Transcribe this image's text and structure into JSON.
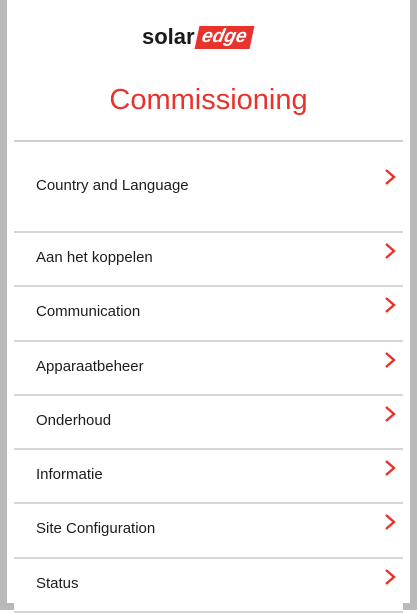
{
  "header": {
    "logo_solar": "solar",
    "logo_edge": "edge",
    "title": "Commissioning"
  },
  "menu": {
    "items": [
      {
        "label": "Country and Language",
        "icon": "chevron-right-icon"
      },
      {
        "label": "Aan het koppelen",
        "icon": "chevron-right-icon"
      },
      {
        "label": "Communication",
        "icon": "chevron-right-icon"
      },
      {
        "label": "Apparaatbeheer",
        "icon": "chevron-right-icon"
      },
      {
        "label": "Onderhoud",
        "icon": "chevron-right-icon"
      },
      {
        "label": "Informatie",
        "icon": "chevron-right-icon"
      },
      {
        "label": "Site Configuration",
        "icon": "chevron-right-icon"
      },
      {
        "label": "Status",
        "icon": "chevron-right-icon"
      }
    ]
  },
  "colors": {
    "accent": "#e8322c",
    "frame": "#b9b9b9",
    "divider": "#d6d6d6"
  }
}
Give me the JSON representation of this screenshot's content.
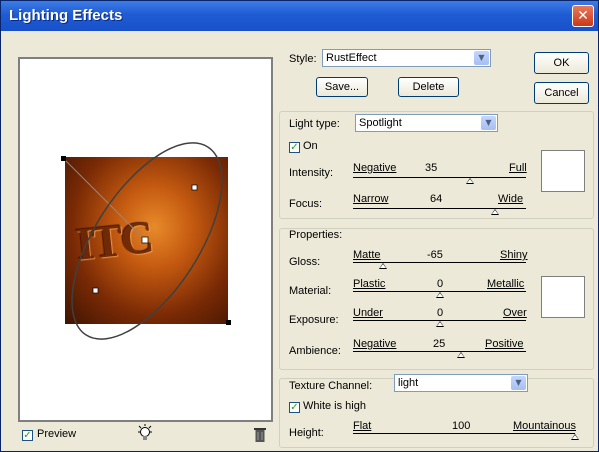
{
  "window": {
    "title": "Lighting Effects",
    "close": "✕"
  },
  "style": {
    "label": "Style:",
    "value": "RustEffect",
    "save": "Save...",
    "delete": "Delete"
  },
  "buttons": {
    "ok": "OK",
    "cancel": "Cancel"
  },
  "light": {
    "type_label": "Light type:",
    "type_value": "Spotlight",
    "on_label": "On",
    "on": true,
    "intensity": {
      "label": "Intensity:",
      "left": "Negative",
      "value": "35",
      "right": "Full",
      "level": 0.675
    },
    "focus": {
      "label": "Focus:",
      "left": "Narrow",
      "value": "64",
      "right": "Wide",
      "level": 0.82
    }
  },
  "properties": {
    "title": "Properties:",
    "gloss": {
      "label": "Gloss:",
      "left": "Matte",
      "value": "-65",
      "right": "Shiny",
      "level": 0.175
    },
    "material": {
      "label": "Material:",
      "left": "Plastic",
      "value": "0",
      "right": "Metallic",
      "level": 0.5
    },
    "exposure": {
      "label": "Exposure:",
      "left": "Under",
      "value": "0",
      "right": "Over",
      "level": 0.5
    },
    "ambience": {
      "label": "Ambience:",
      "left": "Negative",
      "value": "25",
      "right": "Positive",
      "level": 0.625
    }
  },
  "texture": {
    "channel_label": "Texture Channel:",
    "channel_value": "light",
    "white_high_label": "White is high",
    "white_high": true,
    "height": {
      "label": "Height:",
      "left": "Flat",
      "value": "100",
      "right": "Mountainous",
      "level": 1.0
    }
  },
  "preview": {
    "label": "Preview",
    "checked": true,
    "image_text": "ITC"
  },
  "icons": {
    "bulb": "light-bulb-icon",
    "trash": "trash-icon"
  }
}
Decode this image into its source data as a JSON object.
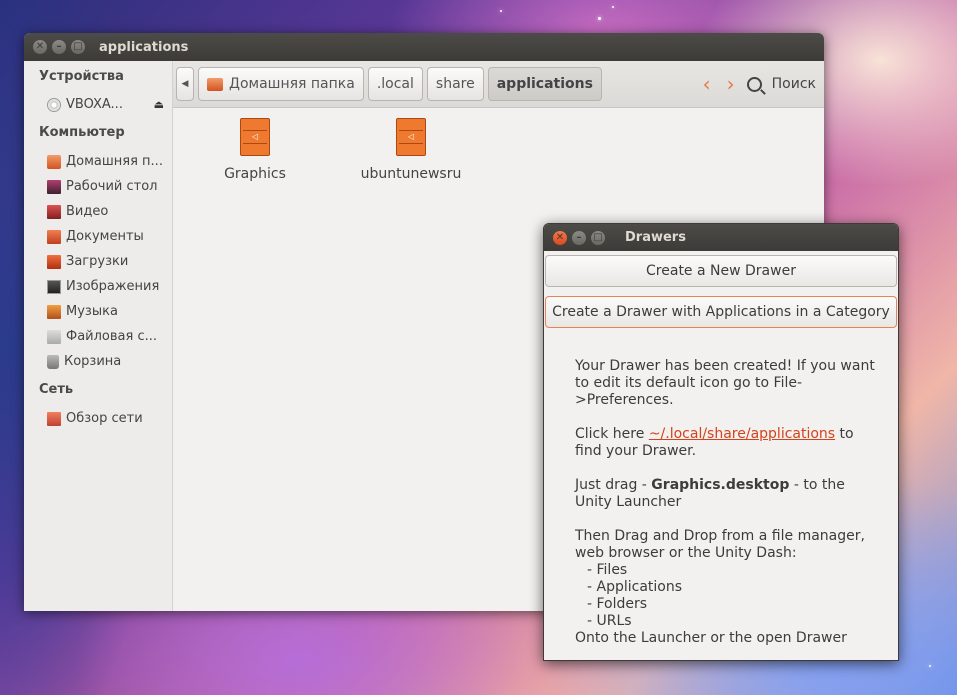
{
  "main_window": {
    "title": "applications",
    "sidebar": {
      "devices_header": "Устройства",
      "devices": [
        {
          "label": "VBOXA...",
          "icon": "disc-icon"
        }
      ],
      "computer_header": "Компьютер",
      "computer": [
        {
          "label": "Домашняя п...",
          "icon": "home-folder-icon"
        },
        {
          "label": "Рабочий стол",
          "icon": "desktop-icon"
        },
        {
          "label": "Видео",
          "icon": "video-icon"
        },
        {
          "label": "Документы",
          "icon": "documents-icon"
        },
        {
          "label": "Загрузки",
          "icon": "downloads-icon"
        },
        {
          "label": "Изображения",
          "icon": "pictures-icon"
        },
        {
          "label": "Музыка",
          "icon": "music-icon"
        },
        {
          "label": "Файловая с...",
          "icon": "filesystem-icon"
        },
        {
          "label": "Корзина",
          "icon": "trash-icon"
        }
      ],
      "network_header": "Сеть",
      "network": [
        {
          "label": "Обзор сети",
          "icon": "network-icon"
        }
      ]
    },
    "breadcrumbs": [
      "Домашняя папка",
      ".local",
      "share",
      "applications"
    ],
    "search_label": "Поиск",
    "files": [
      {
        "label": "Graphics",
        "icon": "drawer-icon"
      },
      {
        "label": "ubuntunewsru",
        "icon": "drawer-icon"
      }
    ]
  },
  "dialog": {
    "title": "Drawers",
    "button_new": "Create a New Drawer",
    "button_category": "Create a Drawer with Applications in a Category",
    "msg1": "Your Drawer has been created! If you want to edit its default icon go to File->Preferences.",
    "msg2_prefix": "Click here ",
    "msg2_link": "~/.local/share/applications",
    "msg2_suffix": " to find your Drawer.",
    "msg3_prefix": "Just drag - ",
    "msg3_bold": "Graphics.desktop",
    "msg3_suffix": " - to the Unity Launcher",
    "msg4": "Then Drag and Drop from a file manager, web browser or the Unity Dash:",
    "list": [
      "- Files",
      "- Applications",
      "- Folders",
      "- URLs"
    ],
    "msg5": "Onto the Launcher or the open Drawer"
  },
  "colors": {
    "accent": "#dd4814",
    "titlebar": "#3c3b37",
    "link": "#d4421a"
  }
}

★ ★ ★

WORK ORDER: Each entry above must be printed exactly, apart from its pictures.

RESPONSE AREA:
Transcribe this image's text and structure into JSON.
{
  "header": {
    "logo_solar": "solar",
    "logo_edge": "edge",
    "title": "Commissioning"
  },
  "menu": {
    "items": [
      {
        "label": "Country and Language",
        "icon": "chevron-right-icon"
      },
      {
        "label": "Aan het koppelen",
        "icon": "chevron-right-icon"
      },
      {
        "label": "Communication",
        "icon": "chevron-right-icon"
      },
      {
        "label": "Apparaatbeheer",
        "icon": "chevron-right-icon"
      },
      {
        "label": "Onderhoud",
        "icon": "chevron-right-icon"
      },
      {
        "label": "Informatie",
        "icon": "chevron-right-icon"
      },
      {
        "label": "Site Configuration",
        "icon": "chevron-right-icon"
      },
      {
        "label": "Status",
        "icon": "chevron-right-icon"
      }
    ]
  },
  "colors": {
    "accent": "#e8322c",
    "frame": "#b9b9b9",
    "divider": "#d6d6d6"
  }
}
Give me the JSON representation of this screenshot's content.
{
  "window": {
    "title": "Lighting Effects",
    "close": "✕"
  },
  "style": {
    "label": "Style:",
    "value": "RustEffect",
    "save": "Save...",
    "delete": "Delete"
  },
  "buttons": {
    "ok": "OK",
    "cancel": "Cancel"
  },
  "light": {
    "type_label": "Light type:",
    "type_value": "Spotlight",
    "on_label": "On",
    "on": true,
    "intensity": {
      "label": "Intensity:",
      "left": "Negative",
      "value": "35",
      "right": "Full",
      "level": 0.675
    },
    "focus": {
      "label": "Focus:",
      "left": "Narrow",
      "value": "64",
      "right": "Wide",
      "level": 0.82
    }
  },
  "properties": {
    "title": "Properties:",
    "gloss": {
      "label": "Gloss:",
      "left": "Matte",
      "value": "-65",
      "right": "Shiny",
      "level": 0.175
    },
    "material": {
      "label": "Material:",
      "left": "Plastic",
      "value": "0",
      "right": "Metallic",
      "level": 0.5
    },
    "exposure": {
      "label": "Exposure:",
      "left": "Under",
      "value": "0",
      "right": "Over",
      "level": 0.5
    },
    "ambience": {
      "label": "Ambience:",
      "left": "Negative",
      "value": "25",
      "right": "Positive",
      "level": 0.625
    }
  },
  "texture": {
    "channel_label": "Texture Channel:",
    "channel_value": "light",
    "white_high_label": "White is high",
    "white_high": true,
    "height": {
      "label": "Height:",
      "left": "Flat",
      "value": "100",
      "right": "Mountainous",
      "level": 1.0
    }
  },
  "preview": {
    "label": "Preview",
    "checked": true,
    "image_text": "ITC"
  },
  "icons": {
    "bulb": "light-bulb-icon",
    "trash": "trash-icon"
  }
}
Decode this image into its source data as a JSON object.
{
  "main_window": {
    "title": "applications",
    "sidebar": {
      "devices_header": "Устройства",
      "devices": [
        {
          "label": "VBOXA...",
          "icon": "disc-icon"
        }
      ],
      "computer_header": "Компьютер",
      "computer": [
        {
          "label": "Домашняя п...",
          "icon": "home-folder-icon"
        },
        {
          "label": "Рабочий стол",
          "icon": "desktop-icon"
        },
        {
          "label": "Видео",
          "icon": "video-icon"
        },
        {
          "label": "Документы",
          "icon": "documents-icon"
        },
        {
          "label": "Загрузки",
          "icon": "downloads-icon"
        },
        {
          "label": "Изображения",
          "icon": "pictures-icon"
        },
        {
          "label": "Музыка",
          "icon": "music-icon"
        },
        {
          "label": "Файловая с...",
          "icon": "filesystem-icon"
        },
        {
          "label": "Корзина",
          "icon": "trash-icon"
        }
      ],
      "network_header": "Сеть",
      "network": [
        {
          "label": "Обзор сети",
          "icon": "network-icon"
        }
      ]
    },
    "breadcrumbs": [
      "Домашняя папка",
      ".local",
      "share",
      "applications"
    ],
    "search_label": "Поиск",
    "files": [
      {
        "label": "Graphics",
        "icon": "drawer-icon"
      },
      {
        "label": "ubuntunewsru",
        "icon": "drawer-icon"
      }
    ]
  },
  "dialog": {
    "title": "Drawers",
    "button_new": "Create a New Drawer",
    "button_category": "Create a Drawer with Applications in a Category",
    "msg1": "Your Drawer has been created! If you want to edit its default icon go to File->Preferences.",
    "msg2_prefix": "Click here ",
    "msg2_link": "~/.local/share/applications",
    "msg2_suffix": " to find your Drawer.",
    "msg3_prefix": "Just drag - ",
    "msg3_bold": "Graphics.desktop",
    "msg3_suffix": " - to the Unity Launcher",
    "msg4": "Then Drag and Drop from a file manager, web browser or the Unity Dash:",
    "list": [
      "- Files",
      "- Applications",
      "- Folders",
      "- URLs"
    ],
    "msg5": "Onto the Launcher or the open Drawer"
  },
  "colors": {
    "accent": "#dd4814",
    "titlebar": "#3c3b37",
    "link": "#d4421a"
  }
}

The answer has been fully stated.